- PROBLEM -
Every entry, from the first to the last, should be written out exactly.

(PROVIDED INFORMATION begins)

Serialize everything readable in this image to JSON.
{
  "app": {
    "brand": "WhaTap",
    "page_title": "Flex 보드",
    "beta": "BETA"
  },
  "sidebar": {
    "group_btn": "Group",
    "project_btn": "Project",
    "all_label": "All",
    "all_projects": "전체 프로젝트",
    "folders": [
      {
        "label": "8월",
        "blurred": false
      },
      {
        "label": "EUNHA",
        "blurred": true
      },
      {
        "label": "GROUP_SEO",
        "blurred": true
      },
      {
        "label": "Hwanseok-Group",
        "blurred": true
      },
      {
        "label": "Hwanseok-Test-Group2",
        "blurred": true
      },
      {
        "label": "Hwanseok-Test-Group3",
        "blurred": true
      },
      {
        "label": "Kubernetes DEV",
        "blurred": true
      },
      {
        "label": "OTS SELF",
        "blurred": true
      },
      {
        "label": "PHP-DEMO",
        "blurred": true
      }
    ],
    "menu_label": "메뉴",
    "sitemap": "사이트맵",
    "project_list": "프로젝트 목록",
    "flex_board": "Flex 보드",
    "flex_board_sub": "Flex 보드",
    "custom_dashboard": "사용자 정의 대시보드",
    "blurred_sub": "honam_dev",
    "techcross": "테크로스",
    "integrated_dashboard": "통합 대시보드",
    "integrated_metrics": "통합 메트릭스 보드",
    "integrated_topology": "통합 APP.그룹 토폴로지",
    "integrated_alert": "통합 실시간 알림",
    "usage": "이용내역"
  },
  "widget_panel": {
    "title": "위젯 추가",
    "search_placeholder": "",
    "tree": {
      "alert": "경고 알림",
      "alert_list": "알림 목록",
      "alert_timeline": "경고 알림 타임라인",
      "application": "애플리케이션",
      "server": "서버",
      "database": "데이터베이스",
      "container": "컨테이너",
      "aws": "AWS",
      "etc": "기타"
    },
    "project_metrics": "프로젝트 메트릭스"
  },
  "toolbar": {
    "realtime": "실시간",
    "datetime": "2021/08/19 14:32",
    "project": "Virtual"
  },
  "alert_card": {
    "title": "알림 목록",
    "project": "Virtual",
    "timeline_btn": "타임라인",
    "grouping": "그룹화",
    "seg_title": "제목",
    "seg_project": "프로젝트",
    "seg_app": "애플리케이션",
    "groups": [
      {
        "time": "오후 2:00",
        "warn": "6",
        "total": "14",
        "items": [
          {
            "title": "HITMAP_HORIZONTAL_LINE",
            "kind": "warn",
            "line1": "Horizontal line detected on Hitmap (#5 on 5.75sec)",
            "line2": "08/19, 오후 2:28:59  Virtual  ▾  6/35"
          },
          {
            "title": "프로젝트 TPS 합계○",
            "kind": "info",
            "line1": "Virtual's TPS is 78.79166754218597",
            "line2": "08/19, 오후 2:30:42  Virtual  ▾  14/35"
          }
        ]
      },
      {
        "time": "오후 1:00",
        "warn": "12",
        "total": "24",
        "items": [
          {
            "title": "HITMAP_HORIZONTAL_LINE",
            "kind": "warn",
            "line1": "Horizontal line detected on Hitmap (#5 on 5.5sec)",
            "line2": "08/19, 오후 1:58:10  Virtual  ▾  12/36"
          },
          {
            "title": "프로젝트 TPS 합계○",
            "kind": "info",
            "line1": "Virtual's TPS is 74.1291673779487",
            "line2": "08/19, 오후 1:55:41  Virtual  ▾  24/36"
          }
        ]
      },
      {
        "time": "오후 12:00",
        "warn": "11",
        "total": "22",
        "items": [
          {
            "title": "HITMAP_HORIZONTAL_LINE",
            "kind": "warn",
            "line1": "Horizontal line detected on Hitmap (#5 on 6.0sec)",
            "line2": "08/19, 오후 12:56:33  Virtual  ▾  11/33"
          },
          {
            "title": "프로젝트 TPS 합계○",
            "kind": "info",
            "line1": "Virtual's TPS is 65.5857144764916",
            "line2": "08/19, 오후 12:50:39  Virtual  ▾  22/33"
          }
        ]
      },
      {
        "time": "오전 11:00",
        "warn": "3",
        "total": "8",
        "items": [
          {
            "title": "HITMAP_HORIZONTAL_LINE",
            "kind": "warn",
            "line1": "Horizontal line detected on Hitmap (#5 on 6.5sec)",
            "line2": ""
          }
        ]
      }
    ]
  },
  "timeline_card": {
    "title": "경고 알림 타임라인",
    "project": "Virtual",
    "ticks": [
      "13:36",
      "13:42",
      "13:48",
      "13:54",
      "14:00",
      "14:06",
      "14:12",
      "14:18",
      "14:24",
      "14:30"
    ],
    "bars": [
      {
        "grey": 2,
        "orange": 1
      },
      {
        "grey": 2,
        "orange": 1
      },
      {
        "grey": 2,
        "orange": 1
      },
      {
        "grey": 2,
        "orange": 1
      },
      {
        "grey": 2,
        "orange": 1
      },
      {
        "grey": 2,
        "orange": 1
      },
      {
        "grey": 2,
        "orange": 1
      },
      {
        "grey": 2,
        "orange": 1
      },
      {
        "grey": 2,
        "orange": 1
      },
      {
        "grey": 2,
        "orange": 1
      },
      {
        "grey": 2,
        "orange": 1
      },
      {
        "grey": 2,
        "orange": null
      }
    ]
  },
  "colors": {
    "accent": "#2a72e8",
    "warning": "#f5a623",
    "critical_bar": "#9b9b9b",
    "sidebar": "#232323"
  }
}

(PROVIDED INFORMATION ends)

- ANSWER TO THIS PROBLEM -
Serialize everything readable in this image to JSON.
{
  "app": {
    "brand": "WhaTap",
    "page_title": "Flex 보드",
    "beta": "BETA"
  },
  "sidebar": {
    "group_btn": "Group",
    "project_btn": "Project",
    "all_label": "All",
    "all_projects": "전체 프로젝트",
    "folders": [
      {
        "label": "8월",
        "blurred": false
      },
      {
        "label": "EUNHA",
        "blurred": true
      },
      {
        "label": "GROUP_SEO",
        "blurred": true
      },
      {
        "label": "Hwanseok-Group",
        "blurred": true
      },
      {
        "label": "Hwanseok-Test-Group2",
        "blurred": true
      },
      {
        "label": "Hwanseok-Test-Group3",
        "blurred": true
      },
      {
        "label": "Kubernetes DEV",
        "blurred": true
      },
      {
        "label": "OTS SELF",
        "blurred": true
      },
      {
        "label": "PHP-DEMO",
        "blurred": true
      }
    ],
    "menu_label": "메뉴",
    "sitemap": "사이트맵",
    "project_list": "프로젝트 목록",
    "flex_board": "Flex 보드",
    "flex_board_sub": "Flex 보드",
    "custom_dashboard": "사용자 정의 대시보드",
    "blurred_sub": "honam_dev",
    "techcross": "테크로스",
    "integrated_dashboard": "통합 대시보드",
    "integrated_metrics": "통합 메트릭스 보드",
    "integrated_topology": "통합 APP.그룹 토폴로지",
    "integrated_alert": "통합 실시간 알림",
    "usage": "이용내역"
  },
  "widget_panel": {
    "title": "위젯 추가",
    "search_placeholder": "",
    "tree": {
      "alert": "경고 알림",
      "alert_list": "알림 목록",
      "alert_timeline": "경고 알림 타임라인",
      "application": "애플리케이션",
      "server": "서버",
      "database": "데이터베이스",
      "container": "컨테이너",
      "aws": "AWS",
      "etc": "기타"
    },
    "project_metrics": "프로젝트 메트릭스"
  },
  "toolbar": {
    "realtime": "실시간",
    "datetime": "2021/08/19 14:32",
    "project": "Virtual"
  },
  "alert_card": {
    "title": "알림 목록",
    "project": "Virtual",
    "timeline_btn": "타임라인",
    "grouping": "그룹화",
    "seg_title": "제목",
    "seg_project": "프로젝트",
    "seg_app": "애플리케이션",
    "groups": [
      {
        "time": "오후 2:00",
        "warn": "6",
        "total": "14",
        "items": [
          {
            "title": "HITMAP_HORIZONTAL_LINE",
            "kind": "warn",
            "line1": "Horizontal line detected on Hitmap (#5 on 5.75sec)",
            "line2": "08/19, 오후 2:28:59  Virtual  ▾  6/35"
          },
          {
            "title": "프로젝트 TPS 합계○",
            "kind": "info",
            "line1": "Virtual's TPS is 78.79166754218597",
            "line2": "08/19, 오후 2:30:42  Virtual  ▾  14/35"
          }
        ]
      },
      {
        "time": "오후 1:00",
        "warn": "12",
        "total": "24",
        "items": [
          {
            "title": "HITMAP_HORIZONTAL_LINE",
            "kind": "warn",
            "line1": "Horizontal line detected on Hitmap (#5 on 5.5sec)",
            "line2": "08/19, 오후 1:58:10  Virtual  ▾  12/36"
          },
          {
            "title": "프로젝트 TPS 합계○",
            "kind": "info",
            "line1": "Virtual's TPS is 74.1291673779487",
            "line2": "08/19, 오후 1:55:41  Virtual  ▾  24/36"
          }
        ]
      },
      {
        "time": "오후 12:00",
        "warn": "11",
        "total": "22",
        "items": [
          {
            "title": "HITMAP_HORIZONTAL_LINE",
            "kind": "warn",
            "line1": "Horizontal line detected on Hitmap (#5 on 6.0sec)",
            "line2": "08/19, 오후 12:56:33  Virtual  ▾  11/33"
          },
          {
            "title": "프로젝트 TPS 합계○",
            "kind": "info",
            "line1": "Virtual's TPS is 65.5857144764916",
            "line2": "08/19, 오후 12:50:39  Virtual  ▾  22/33"
          }
        ]
      },
      {
        "time": "오전 11:00",
        "warn": "3",
        "total": "8",
        "items": [
          {
            "title": "HITMAP_HORIZONTAL_LINE",
            "kind": "warn",
            "line1": "Horizontal line detected on Hitmap (#5 on 6.5sec)",
            "line2": ""
          }
        ]
      }
    ]
  },
  "timeline_card": {
    "title": "경고 알림 타임라인",
    "project": "Virtual",
    "ticks": [
      "13:36",
      "13:42",
      "13:48",
      "13:54",
      "14:00",
      "14:06",
      "14:12",
      "14:18",
      "14:24",
      "14:30"
    ],
    "bars": [
      {
        "grey": 2,
        "orange": 1
      },
      {
        "grey": 2,
        "orange": 1
      },
      {
        "grey": 2,
        "orange": 1
      },
      {
        "grey": 2,
        "orange": 1
      },
      {
        "grey": 2,
        "orange": 1
      },
      {
        "grey": 2,
        "orange": 1
      },
      {
        "grey": 2,
        "orange": 1
      },
      {
        "grey": 2,
        "orange": 1
      },
      {
        "grey": 2,
        "orange": 1
      },
      {
        "grey": 2,
        "orange": 1
      },
      {
        "grey": 2,
        "orange": 1
      },
      {
        "grey": 2,
        "orange": null
      }
    ]
  },
  "colors": {
    "accent": "#2a72e8",
    "warning": "#f5a623",
    "critical_bar": "#9b9b9b",
    "sidebar": "#232323"
  }
}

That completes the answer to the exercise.